■ **MATERIAL TO PROCESS**
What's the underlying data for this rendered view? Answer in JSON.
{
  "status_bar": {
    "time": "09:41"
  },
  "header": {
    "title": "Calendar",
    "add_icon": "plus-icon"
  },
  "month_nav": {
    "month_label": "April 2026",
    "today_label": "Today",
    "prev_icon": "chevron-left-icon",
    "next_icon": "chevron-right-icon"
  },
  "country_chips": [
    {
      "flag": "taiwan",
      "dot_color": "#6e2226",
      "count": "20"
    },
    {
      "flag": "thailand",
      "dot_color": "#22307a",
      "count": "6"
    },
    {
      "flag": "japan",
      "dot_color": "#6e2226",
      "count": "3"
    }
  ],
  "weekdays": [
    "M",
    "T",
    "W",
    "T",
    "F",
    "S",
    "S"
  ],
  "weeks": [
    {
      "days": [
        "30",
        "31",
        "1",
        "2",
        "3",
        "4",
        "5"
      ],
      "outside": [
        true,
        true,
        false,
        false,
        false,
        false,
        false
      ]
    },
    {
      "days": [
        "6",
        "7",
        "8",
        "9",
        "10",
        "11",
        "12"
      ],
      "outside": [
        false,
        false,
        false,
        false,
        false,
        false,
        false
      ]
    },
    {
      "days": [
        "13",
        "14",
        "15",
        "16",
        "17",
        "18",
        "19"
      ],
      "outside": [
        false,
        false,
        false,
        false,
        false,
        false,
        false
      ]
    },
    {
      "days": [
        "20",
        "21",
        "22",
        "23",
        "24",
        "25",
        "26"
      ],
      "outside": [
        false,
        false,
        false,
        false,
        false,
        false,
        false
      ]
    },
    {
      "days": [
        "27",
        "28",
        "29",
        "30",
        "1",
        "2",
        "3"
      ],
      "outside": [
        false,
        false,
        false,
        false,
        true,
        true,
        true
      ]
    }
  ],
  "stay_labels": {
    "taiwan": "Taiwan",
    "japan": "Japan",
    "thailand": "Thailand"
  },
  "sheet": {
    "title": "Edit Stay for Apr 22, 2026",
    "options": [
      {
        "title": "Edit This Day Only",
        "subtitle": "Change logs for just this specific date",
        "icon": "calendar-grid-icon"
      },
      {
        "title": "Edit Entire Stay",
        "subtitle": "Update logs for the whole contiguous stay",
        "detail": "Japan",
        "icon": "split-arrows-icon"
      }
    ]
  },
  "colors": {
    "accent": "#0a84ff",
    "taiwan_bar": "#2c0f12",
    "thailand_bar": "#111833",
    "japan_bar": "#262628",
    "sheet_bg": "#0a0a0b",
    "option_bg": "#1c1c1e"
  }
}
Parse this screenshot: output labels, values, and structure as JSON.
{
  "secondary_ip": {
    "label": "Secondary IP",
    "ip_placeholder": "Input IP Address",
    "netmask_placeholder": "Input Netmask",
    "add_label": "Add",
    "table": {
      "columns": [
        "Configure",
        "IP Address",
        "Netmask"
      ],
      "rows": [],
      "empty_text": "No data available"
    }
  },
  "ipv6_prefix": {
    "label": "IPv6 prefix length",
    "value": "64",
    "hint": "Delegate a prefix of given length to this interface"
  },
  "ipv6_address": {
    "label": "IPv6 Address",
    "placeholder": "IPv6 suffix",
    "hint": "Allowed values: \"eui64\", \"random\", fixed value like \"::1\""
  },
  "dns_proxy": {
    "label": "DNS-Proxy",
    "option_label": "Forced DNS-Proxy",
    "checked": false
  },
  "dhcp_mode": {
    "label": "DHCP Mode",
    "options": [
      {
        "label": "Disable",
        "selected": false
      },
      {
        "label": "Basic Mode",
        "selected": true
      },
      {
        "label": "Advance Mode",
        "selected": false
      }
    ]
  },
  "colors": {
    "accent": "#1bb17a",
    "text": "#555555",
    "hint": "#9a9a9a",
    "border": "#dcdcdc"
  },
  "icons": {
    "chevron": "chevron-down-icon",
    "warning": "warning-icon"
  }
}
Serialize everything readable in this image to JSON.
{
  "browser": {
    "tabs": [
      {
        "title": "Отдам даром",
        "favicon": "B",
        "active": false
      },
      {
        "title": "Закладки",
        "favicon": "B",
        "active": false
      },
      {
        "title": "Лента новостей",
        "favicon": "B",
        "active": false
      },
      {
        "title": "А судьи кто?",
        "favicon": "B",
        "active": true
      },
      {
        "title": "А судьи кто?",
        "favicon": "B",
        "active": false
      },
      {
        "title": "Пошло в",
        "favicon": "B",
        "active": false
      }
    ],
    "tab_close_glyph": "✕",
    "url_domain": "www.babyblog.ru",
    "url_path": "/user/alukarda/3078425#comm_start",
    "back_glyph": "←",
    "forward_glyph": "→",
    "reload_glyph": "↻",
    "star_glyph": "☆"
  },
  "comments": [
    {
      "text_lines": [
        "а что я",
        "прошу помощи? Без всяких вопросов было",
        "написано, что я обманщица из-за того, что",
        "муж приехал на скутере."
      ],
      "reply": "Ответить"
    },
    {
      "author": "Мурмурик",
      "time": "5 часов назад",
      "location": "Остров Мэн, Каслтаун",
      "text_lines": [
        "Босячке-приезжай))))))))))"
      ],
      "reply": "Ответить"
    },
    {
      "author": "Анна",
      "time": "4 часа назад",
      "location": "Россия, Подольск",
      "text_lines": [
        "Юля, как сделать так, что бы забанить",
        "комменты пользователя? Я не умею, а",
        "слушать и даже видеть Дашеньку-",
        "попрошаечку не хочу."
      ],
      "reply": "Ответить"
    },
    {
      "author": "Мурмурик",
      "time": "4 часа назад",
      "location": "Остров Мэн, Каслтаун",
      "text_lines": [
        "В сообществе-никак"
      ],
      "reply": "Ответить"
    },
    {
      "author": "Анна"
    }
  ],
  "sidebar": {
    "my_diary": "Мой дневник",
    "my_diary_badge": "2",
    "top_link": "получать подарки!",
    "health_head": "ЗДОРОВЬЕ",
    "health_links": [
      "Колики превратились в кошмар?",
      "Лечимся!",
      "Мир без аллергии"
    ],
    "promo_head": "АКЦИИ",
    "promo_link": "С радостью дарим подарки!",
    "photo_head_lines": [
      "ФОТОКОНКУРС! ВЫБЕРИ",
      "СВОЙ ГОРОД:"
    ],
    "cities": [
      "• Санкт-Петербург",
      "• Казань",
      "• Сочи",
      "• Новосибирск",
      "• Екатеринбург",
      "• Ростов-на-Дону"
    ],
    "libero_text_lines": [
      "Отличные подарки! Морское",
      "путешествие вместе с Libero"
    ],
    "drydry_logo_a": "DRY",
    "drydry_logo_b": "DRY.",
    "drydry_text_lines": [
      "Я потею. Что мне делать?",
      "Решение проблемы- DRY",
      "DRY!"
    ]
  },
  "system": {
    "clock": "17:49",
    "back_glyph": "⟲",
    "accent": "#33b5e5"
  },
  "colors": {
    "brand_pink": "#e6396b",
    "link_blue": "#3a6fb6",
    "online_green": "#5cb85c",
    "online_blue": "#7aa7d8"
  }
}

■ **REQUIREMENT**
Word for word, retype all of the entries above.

■ **TASK RESULT**
What's the underlying data for this rendered view? Answer in JSON.
{
  "status_bar": {
    "time": "09:41"
  },
  "header": {
    "title": "Calendar",
    "add_icon": "plus-icon"
  },
  "month_nav": {
    "month_label": "April 2026",
    "today_label": "Today",
    "prev_icon": "chevron-left-icon",
    "next_icon": "chevron-right-icon"
  },
  "country_chips": [
    {
      "flag": "taiwan",
      "dot_color": "#6e2226",
      "count": "20"
    },
    {
      "flag": "thailand",
      "dot_color": "#22307a",
      "count": "6"
    },
    {
      "flag": "japan",
      "dot_color": "#6e2226",
      "count": "3"
    }
  ],
  "weekdays": [
    "M",
    "T",
    "W",
    "T",
    "F",
    "S",
    "S"
  ],
  "weeks": [
    {
      "days": [
        "30",
        "31",
        "1",
        "2",
        "3",
        "4",
        "5"
      ],
      "outside": [
        true,
        true,
        false,
        false,
        false,
        false,
        false
      ]
    },
    {
      "days": [
        "6",
        "7",
        "8",
        "9",
        "10",
        "11",
        "12"
      ],
      "outside": [
        false,
        false,
        false,
        false,
        false,
        false,
        false
      ]
    },
    {
      "days": [
        "13",
        "14",
        "15",
        "16",
        "17",
        "18",
        "19"
      ],
      "outside": [
        false,
        false,
        false,
        false,
        false,
        false,
        false
      ]
    },
    {
      "days": [
        "20",
        "21",
        "22",
        "23",
        "24",
        "25",
        "26"
      ],
      "outside": [
        false,
        false,
        false,
        false,
        false,
        false,
        false
      ]
    },
    {
      "days": [
        "27",
        "28",
        "29",
        "30",
        "1",
        "2",
        "3"
      ],
      "outside": [
        false,
        false,
        false,
        false,
        true,
        true,
        true
      ]
    }
  ],
  "stay_labels": {
    "taiwan": "Taiwan",
    "japan": "Japan",
    "thailand": "Thailand"
  },
  "sheet": {
    "title": "Edit Stay for Apr 22, 2026",
    "options": [
      {
        "title": "Edit This Day Only",
        "subtitle": "Change logs for just this specific date",
        "icon": "calendar-grid-icon"
      },
      {
        "title": "Edit Entire Stay",
        "subtitle": "Update logs for the whole contiguous stay",
        "detail": "Japan",
        "icon": "split-arrows-icon"
      }
    ]
  },
  "colors": {
    "accent": "#0a84ff",
    "taiwan_bar": "#2c0f12",
    "thailand_bar": "#111833",
    "japan_bar": "#262628",
    "sheet_bg": "#0a0a0b",
    "option_bg": "#1c1c1e"
  }
}
Parse this screenshot: output labels, values, and structure as JSON.
{
  "secondary_ip": {
    "label": "Secondary IP",
    "ip_placeholder": "Input IP Address",
    "netmask_placeholder": "Input Netmask",
    "add_label": "Add",
    "table": {
      "columns": [
        "Configure",
        "IP Address",
        "Netmask"
      ],
      "rows": [],
      "empty_text": "No data available"
    }
  },
  "ipv6_prefix": {
    "label": "IPv6 prefix length",
    "value": "64",
    "hint": "Delegate a prefix of given length to this interface"
  },
  "ipv6_address": {
    "label": "IPv6 Address",
    "placeholder": "IPv6 suffix",
    "hint": "Allowed values: \"eui64\", \"random\", fixed value like \"::1\""
  },
  "dns_proxy": {
    "label": "DNS-Proxy",
    "option_label": "Forced DNS-Proxy",
    "checked": false
  },
  "dhcp_mode": {
    "label": "DHCP Mode",
    "options": [
      {
        "label": "Disable",
        "selected": false
      },
      {
        "label": "Basic Mode",
        "selected": true
      },
      {
        "label": "Advance Mode",
        "selected": false
      }
    ]
  },
  "colors": {
    "accent": "#1bb17a",
    "text": "#555555",
    "hint": "#9a9a9a",
    "border": "#dcdcdc"
  },
  "icons": {
    "chevron": "chevron-down-icon",
    "warning": "warning-icon"
  }
}
Serialize everything readable in this image to JSON.
{
  "browser": {
    "tabs": [
      {
        "title": "Отдам даром",
        "favicon": "B",
        "active": false
      },
      {
        "title": "Закладки",
        "favicon": "B",
        "active": false
      },
      {
        "title": "Лента новостей",
        "favicon": "B",
        "active": false
      },
      {
        "title": "А судьи кто?",
        "favicon": "B",
        "active": true
      },
      {
        "title": "А судьи кто?",
        "favicon": "B",
        "active": false
      },
      {
        "title": "Пошло в",
        "favicon": "B",
        "active": false
      }
    ],
    "tab_close_glyph": "✕",
    "url_domain": "www.babyblog.ru",
    "url_path": "/user/alukarda/3078425#comm_start",
    "back_glyph": "←",
    "forward_glyph": "→",
    "reload_glyph": "↻",
    "star_glyph": "☆"
  },
  "comments": [
    {
      "text_lines": [
        "а что я",
        "прошу помощи? Без всяких вопросов было",
        "написано, что я обманщица из-за того, что",
        "муж приехал на скутере."
      ],
      "reply": "Ответить"
    },
    {
      "author": "Мурмурик",
      "time": "5 часов назад",
      "location": "Остров Мэн, Каслтаун",
      "text_lines": [
        "Босячке-приезжай))))))))))"
      ],
      "reply": "Ответить"
    },
    {
      "author": "Анна",
      "time": "4 часа назад",
      "location": "Россия, Подольск",
      "text_lines": [
        "Юля, как сделать так, что бы забанить",
        "комменты пользователя? Я не умею, а",
        "слушать и даже видеть Дашеньку-",
        "попрошаечку не хочу."
      ],
      "reply": "Ответить"
    },
    {
      "author": "Мурмурик",
      "time": "4 часа назад",
      "location": "Остров Мэн, Каслтаун",
      "text_lines": [
        "В сообществе-никак"
      ],
      "reply": "Ответить"
    },
    {
      "author": "Анна"
    }
  ],
  "sidebar": {
    "my_diary": "Мой дневник",
    "my_diary_badge": "2",
    "top_link": "получать подарки!",
    "health_head": "ЗДОРОВЬЕ",
    "health_links": [
      "Колики превратились в кошмар?",
      "Лечимся!",
      "Мир без аллергии"
    ],
    "promo_head": "АКЦИИ",
    "promo_link": "С радостью дарим подарки!",
    "photo_head_lines": [
      "ФОТОКОНКУРС! ВЫБЕРИ",
      "СВОЙ ГОРОД:"
    ],
    "cities": [
      "• Санкт-Петербург",
      "• Казань",
      "• Сочи",
      "• Новосибирск",
      "• Екатеринбург",
      "• Ростов-на-Дону"
    ],
    "libero_text_lines": [
      "Отличные подарки! Морское",
      "путешествие вместе с Libero"
    ],
    "drydry_logo_a": "DRY",
    "drydry_logo_b": "DRY.",
    "drydry_text_lines": [
      "Я потею. Что мне делать?",
      "Решение проблемы- DRY",
      "DRY!"
    ]
  },
  "system": {
    "clock": "17:49",
    "back_glyph": "⟲",
    "accent": "#33b5e5"
  },
  "colors": {
    "brand_pink": "#e6396b",
    "link_blue": "#3a6fb6",
    "online_green": "#5cb85c",
    "online_blue": "#7aa7d8"
  }
}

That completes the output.